BOO! It’s the ghost who knows your most epic direct marketing fails. And in a matter of days, that ghost is going to Tweet them to out to the entire industry!
Scared yet? I hope so. Because it’s a good thing for my mission. As a direct marketing writer, I want to scare you because fear can be a powerful motivator. So let’s look at using fear effectively in direct marketing, and what you can do to get from fear, to desire, to action, to ultimately a donor mind at ease.
Far from paralyzing, fear in direct marketing can drive action. But that fear has to be grounded in reality. All-knowing Twitter ghosts may grab your attention, but do they seem like a legitimate threat to you, your planet, and the people you care about? For fear to elicit the desired response, the threat must be genuine, the stakes high and personal. And your organization must be uniquely equipped to do something about it.
Fear Right off the Bat
We live in a truly terrifying world at times. If there’s a frightening situation you need the donor’s help to address, don’t be afraid to dive into to the scary truth straight away. When you have fear at your disposal, there’s no reason to begin a letter with anything other than the horrifying crisis. Don’t tip-toe around it with weasel words like “might” or “could” or “maybe,” and don’t start with a thank-you. There will be plenty of time for thank-you’s once you’ve ignited your donor’s desire to alleviate the fear you’ve caused them, by fixing the scary problem at hand. Be sure to tell them the scary things that will come to pass if they don’t do something.

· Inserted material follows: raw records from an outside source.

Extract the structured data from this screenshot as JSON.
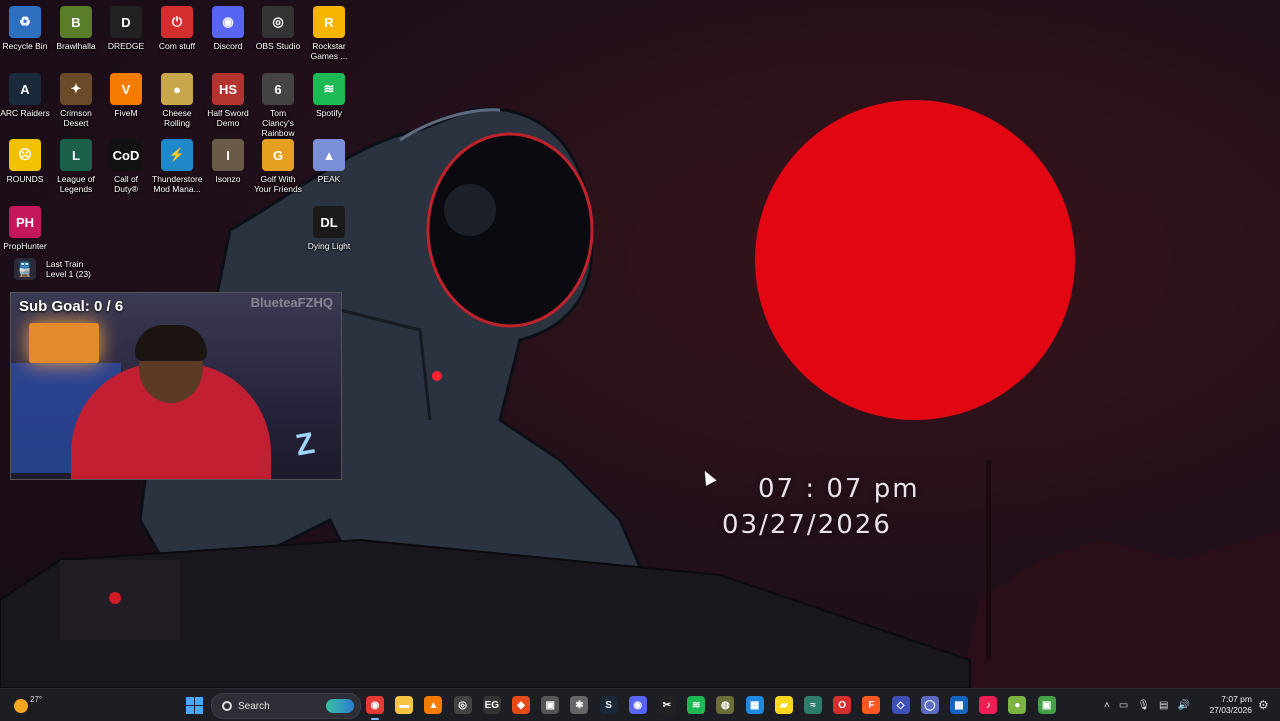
{
  "desktop": {
    "icons": [
      {
        "label": "Recycle Bin",
        "icon": "recycle-bin-icon",
        "color": "#2f6fbf",
        "glyph": "♻"
      },
      {
        "label": "Brawlhalla",
        "icon": "brawlhalla-icon",
        "color": "#5a7d2a",
        "glyph": "B"
      },
      {
        "label": "DREDGE",
        "icon": "dredge-icon",
        "color": "#222222",
        "glyph": "D"
      },
      {
        "label": "Com stuff",
        "icon": "com-stuff-icon",
        "color": "#d32f2f",
        "glyph": "⏻"
      },
      {
        "label": "Discord",
        "icon": "discord-icon",
        "color": "#5865F2",
        "glyph": "◉"
      },
      {
        "label": "OBS Studio",
        "icon": "obs-studio-icon",
        "color": "#333333",
        "glyph": "◎"
      },
      {
        "label": "Rockstar Games ...",
        "icon": "rockstar-games-icon",
        "color": "#f4b400",
        "glyph": "R"
      },
      {
        "label": "ARC Raiders",
        "icon": "arc-raiders-icon",
        "color": "#1a2a3a",
        "glyph": "A"
      },
      {
        "label": "Crimson Desert",
        "icon": "crimson-desert-icon",
        "color": "#6b4a2a",
        "glyph": "✦"
      },
      {
        "label": "FiveM",
        "icon": "fivem-icon",
        "color": "#f57c00",
        "glyph": "V"
      },
      {
        "label": "Cheese Rolling",
        "icon": "cheese-rolling-icon",
        "color": "#c8a64b",
        "glyph": "●"
      },
      {
        "label": "Half Sword Demo",
        "icon": "half-sword-icon",
        "color": "#b3342f",
        "glyph": "HS"
      },
      {
        "label": "Tom Clancy's Rainbow Si...",
        "icon": "rainbow-six-icon",
        "color": "#444444",
        "glyph": "6"
      },
      {
        "label": "Spotify",
        "icon": "spotify-icon",
        "color": "#1DB954",
        "glyph": "≋"
      },
      {
        "label": "ROUNDS",
        "icon": "rounds-icon",
        "color": "#f2c200",
        "glyph": "☹"
      },
      {
        "label": "League of Legends",
        "icon": "league-of-legends-icon",
        "color": "#1b5e4a",
        "glyph": "L"
      },
      {
        "label": "Call of Duty®",
        "icon": "call-of-duty-icon",
        "color": "#111111",
        "glyph": "CoD"
      },
      {
        "label": "Thunderstore Mod Mana...",
        "icon": "thunderstore-icon",
        "color": "#1e88c8",
        "glyph": "⚡"
      },
      {
        "label": "Isonzo",
        "icon": "isonzo-icon",
        "color": "#6a5a48",
        "glyph": "I"
      },
      {
        "label": "Golf With Your Friends",
        "icon": "golf-with-friends-icon",
        "color": "#e6a020",
        "glyph": "G"
      },
      {
        "label": "PEAK",
        "icon": "peak-icon",
        "color": "#7a8fd8",
        "glyph": "▲"
      },
      {
        "label": "PropHunter",
        "icon": "prophunter-icon",
        "color": "#c2185b",
        "glyph": "PH"
      },
      {
        "label": "Dying Light",
        "icon": "dying-light-icon",
        "color": "#1a1a1a",
        "glyph": "DL"
      }
    ],
    "last_train": {
      "line1": "Last Train",
      "line2": "Level 1  (23)"
    },
    "clock_time": "07 : 07   pm",
    "clock_date": "03/27/2026"
  },
  "webcam": {
    "sub_goal": "Sub Goal: 0 / 6",
    "handle": "BlueteaFZHQ"
  },
  "taskbar": {
    "weather_temp": "27°",
    "search_placeholder": "Search",
    "apps": [
      {
        "name": "chrome-icon",
        "color": "#e53935",
        "glyph": "◉",
        "active": true
      },
      {
        "name": "file-explorer-icon",
        "color": "#f6c342",
        "glyph": "▬",
        "active": false
      },
      {
        "name": "vlc-icon",
        "color": "#f57c00",
        "glyph": "▲",
        "active": false
      },
      {
        "name": "obs-icon",
        "color": "#444444",
        "glyph": "◎",
        "active": false
      },
      {
        "name": "epic-games-icon",
        "color": "#333333",
        "glyph": "EG",
        "active": false
      },
      {
        "name": "brave-icon",
        "color": "#e64a19",
        "glyph": "◆",
        "active": false
      },
      {
        "name": "app-icon",
        "color": "#555555",
        "glyph": "▣",
        "active": false
      },
      {
        "name": "app-icon-2",
        "color": "#666666",
        "glyph": "✱",
        "active": false
      },
      {
        "name": "steam-icon",
        "color": "#1b2838",
        "glyph": "S",
        "active": false
      },
      {
        "name": "discord-icon",
        "color": "#5865F2",
        "glyph": "◉",
        "active": false
      },
      {
        "name": "capcut-icon",
        "color": "#222222",
        "glyph": "✂",
        "active": false
      },
      {
        "name": "spotify-icon",
        "color": "#1DB954",
        "glyph": "≋",
        "active": false
      },
      {
        "name": "app-icon-3",
        "color": "#6d6d3a",
        "glyph": "◍",
        "active": false
      },
      {
        "name": "photos-icon",
        "color": "#1e88e5",
        "glyph": "▦",
        "active": false
      },
      {
        "name": "sticky-notes-icon",
        "color": "#f9d71c",
        "glyph": "▰",
        "active": false
      },
      {
        "name": "app-icon-4",
        "color": "#2e7d6b",
        "glyph": "≈",
        "active": false
      },
      {
        "name": "opera-icon",
        "color": "#d32f2f",
        "glyph": "O",
        "active": false
      },
      {
        "name": "faceit-icon",
        "color": "#ff5722",
        "glyph": "F",
        "active": false
      },
      {
        "name": "app-icon-5",
        "color": "#3f51b5",
        "glyph": "◇",
        "active": false
      },
      {
        "name": "app-icon-6",
        "color": "#5c6bc0",
        "glyph": "◯",
        "active": false
      },
      {
        "name": "app-icon-7",
        "color": "#1565c0",
        "glyph": "▩",
        "active": false
      },
      {
        "name": "tiktok-icon",
        "color": "#ee1d52",
        "glyph": "♪",
        "active": false
      },
      {
        "name": "app-icon-8",
        "color": "#7cb342",
        "glyph": "●",
        "active": false
      },
      {
        "name": "app-icon-9",
        "color": "#43a047",
        "glyph": "▣",
        "active": false
      }
    ],
    "time": "7:07 pm",
    "date": "27/03/2026"
  }
}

Relief from Fear
Once you’ve scared the bejesus out of your donor, give them a means to relieve their fear. Provide a solution. What action can the donor take right now to solve this particular problem? Why is your organization the one who can change the course and how will you do it? Comfort your donor, so that they can stop being scared because they are doing everything possible, through their action, to fix the problem at hand.

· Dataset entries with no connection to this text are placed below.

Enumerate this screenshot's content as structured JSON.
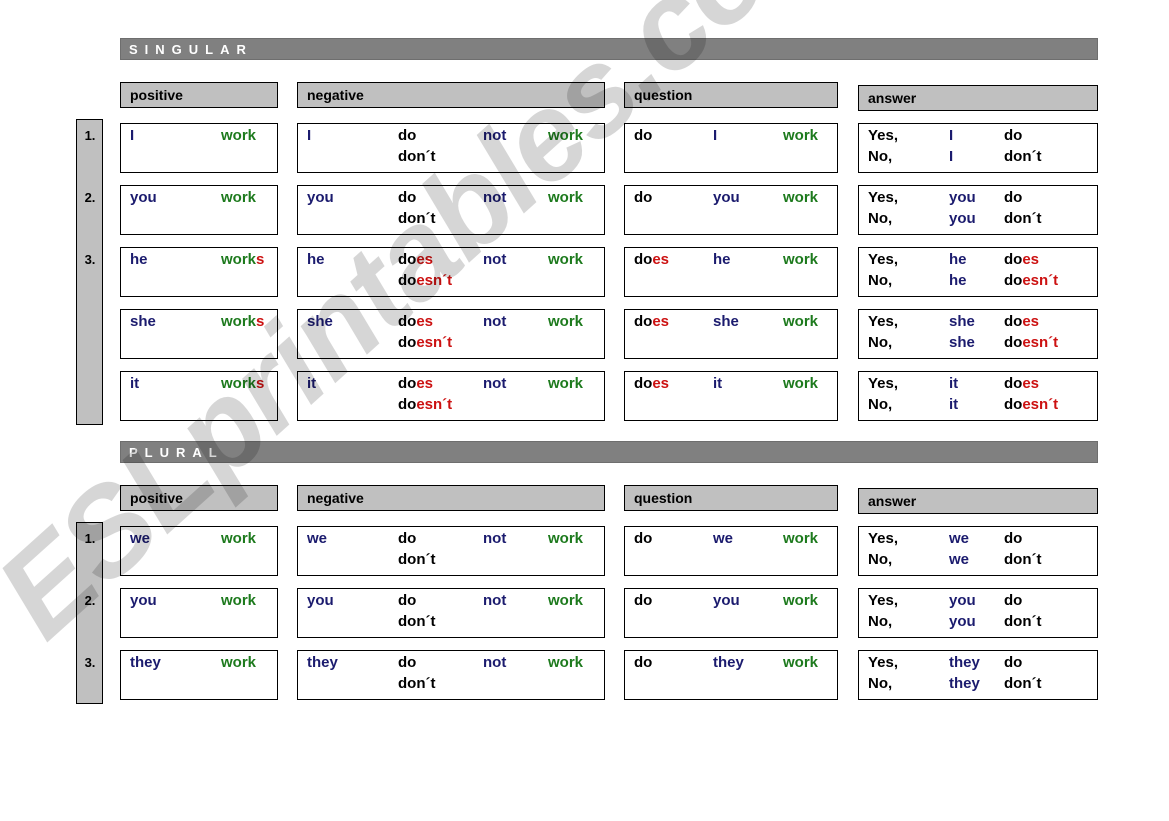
{
  "watermark": {
    "text": "ESLprintables.com"
  },
  "sections": [
    {
      "id": "singular",
      "band_label": "SINGULAR",
      "headers": [
        {
          "key": "positive",
          "label": "positive"
        },
        {
          "key": "negative",
          "label": "negative"
        },
        {
          "key": "question",
          "label": "question"
        },
        {
          "key": "answer",
          "label": "answer"
        }
      ],
      "ordinals": [
        "1.",
        "2.",
        "3."
      ],
      "rows": [
        {
          "ordinal": "1.",
          "positive": {
            "subject": "I",
            "verb": "work",
            "verb_suffix": ""
          },
          "negative": {
            "subject": "I",
            "aux": "do",
            "aux_suffix": "",
            "contraction": "don´t",
            "contraction_suffix": "",
            "not": "not",
            "verb": "work"
          },
          "question": {
            "aux": "do",
            "aux_suffix": "",
            "subject": "I",
            "verb": "work"
          },
          "answer": {
            "yes": "Yes,",
            "no": "No,",
            "subject": "I",
            "aux_yes": "do",
            "aux_yes_suffix": "",
            "aux_no": "don´t",
            "aux_no_suffix": ""
          }
        },
        {
          "ordinal": "2.",
          "positive": {
            "subject": "you",
            "verb": "work",
            "verb_suffix": ""
          },
          "negative": {
            "subject": "you",
            "aux": "do",
            "aux_suffix": "",
            "contraction": "don´t",
            "contraction_suffix": "",
            "not": "not",
            "verb": "work"
          },
          "question": {
            "aux": "do",
            "aux_suffix": "",
            "subject": "you",
            "verb": "work"
          },
          "answer": {
            "yes": "Yes,",
            "no": "No,",
            "subject": "you",
            "aux_yes": "do",
            "aux_yes_suffix": "",
            "aux_no": "don´t",
            "aux_no_suffix": ""
          }
        },
        {
          "ordinal": "3.",
          "positive": {
            "subject": "he",
            "verb": "work",
            "verb_suffix": "s"
          },
          "negative": {
            "subject": "he",
            "aux": "do",
            "aux_suffix": "es",
            "contraction": "do",
            "contraction_suffix": "esn´t",
            "not": "not",
            "verb": "work"
          },
          "question": {
            "aux": "do",
            "aux_suffix": "es",
            "subject": "he",
            "verb": "work"
          },
          "answer": {
            "yes": "Yes,",
            "no": "No,",
            "subject": "he",
            "aux_yes": "do",
            "aux_yes_suffix": "es",
            "aux_no": "do",
            "aux_no_suffix": "esn´t"
          }
        },
        {
          "ordinal": "",
          "positive": {
            "subject": "she",
            "verb": "work",
            "verb_suffix": "s"
          },
          "negative": {
            "subject": "she",
            "aux": "do",
            "aux_suffix": "es",
            "contraction": "do",
            "contraction_suffix": "esn´t",
            "not": "not",
            "verb": "work"
          },
          "question": {
            "aux": "do",
            "aux_suffix": "es",
            "subject": "she",
            "verb": "work"
          },
          "answer": {
            "yes": "Yes,",
            "no": "No,",
            "subject": "she",
            "aux_yes": "do",
            "aux_yes_suffix": "es",
            "aux_no": "do",
            "aux_no_suffix": "esn´t"
          }
        },
        {
          "ordinal": "",
          "positive": {
            "subject": "it",
            "verb": "work",
            "verb_suffix": "s"
          },
          "negative": {
            "subject": "it",
            "aux": "do",
            "aux_suffix": "es",
            "contraction": "do",
            "contraction_suffix": "esn´t",
            "not": "not",
            "verb": "work"
          },
          "question": {
            "aux": "do",
            "aux_suffix": "es",
            "subject": "it",
            "verb": "work"
          },
          "answer": {
            "yes": "Yes,",
            "no": "No,",
            "subject": "it",
            "aux_yes": "do",
            "aux_yes_suffix": "es",
            "aux_no": "do",
            "aux_no_suffix": "esn´t"
          }
        }
      ]
    },
    {
      "id": "plural",
      "band_label": "PLURAL",
      "headers": [
        {
          "key": "positive",
          "label": "positive"
        },
        {
          "key": "negative",
          "label": "negative"
        },
        {
          "key": "question",
          "label": "question"
        },
        {
          "key": "answer",
          "label": "answer"
        }
      ],
      "ordinals": [
        "1.",
        "2.",
        "3."
      ],
      "rows": [
        {
          "ordinal": "1.",
          "positive": {
            "subject": "we",
            "verb": "work",
            "verb_suffix": ""
          },
          "negative": {
            "subject": "we",
            "aux": "do",
            "aux_suffix": "",
            "contraction": "don´t",
            "contraction_suffix": "",
            "not": "not",
            "verb": "work"
          },
          "question": {
            "aux": "do",
            "aux_suffix": "",
            "subject": "we",
            "verb": "work"
          },
          "answer": {
            "yes": "Yes,",
            "no": "No,",
            "subject": "we",
            "aux_yes": "do",
            "aux_yes_suffix": "",
            "aux_no": "don´t",
            "aux_no_suffix": ""
          }
        },
        {
          "ordinal": "2.",
          "positive": {
            "subject": "you",
            "verb": "work",
            "verb_suffix": ""
          },
          "negative": {
            "subject": "you",
            "aux": "do",
            "aux_suffix": "",
            "contraction": "don´t",
            "contraction_suffix": "",
            "not": "not",
            "verb": "work"
          },
          "question": {
            "aux": "do",
            "aux_suffix": "",
            "subject": "you",
            "verb": "work"
          },
          "answer": {
            "yes": "Yes,",
            "no": "No,",
            "subject": "you",
            "aux_yes": "do",
            "aux_yes_suffix": "",
            "aux_no": "don´t",
            "aux_no_suffix": ""
          }
        },
        {
          "ordinal": "3.",
          "positive": {
            "subject": "they",
            "verb": "work",
            "verb_suffix": ""
          },
          "negative": {
            "subject": "they",
            "aux": "do",
            "aux_suffix": "",
            "contraction": "don´t",
            "contraction_suffix": "",
            "not": "not",
            "verb": "work"
          },
          "question": {
            "aux": "do",
            "aux_suffix": "",
            "subject": "they",
            "verb": "work"
          },
          "answer": {
            "yes": "Yes,",
            "no": "No,",
            "subject": "they",
            "aux_yes": "do",
            "aux_yes_suffix": "",
            "aux_no": "don´t",
            "aux_no_suffix": ""
          }
        }
      ]
    }
  ],
  "colors": {
    "pronoun": "#1b1b6e",
    "verb": "#1d7a1d",
    "suffix": "#cc1111",
    "auxiliary": "#000000",
    "negation": "#1b1b6e",
    "band_bg": "#808080",
    "header_bg": "#c0c0c0"
  }
}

It’s a pretty simple formula. Once you’ve scared your donor, offer them a solution to the problem, which is also a solution to their fear. Show them how the solution works, and make sure they know that their action WILL have an impact. Fear creates a desire to change the circumstance, action changes the circumstance, and changing the circumstance provides relief.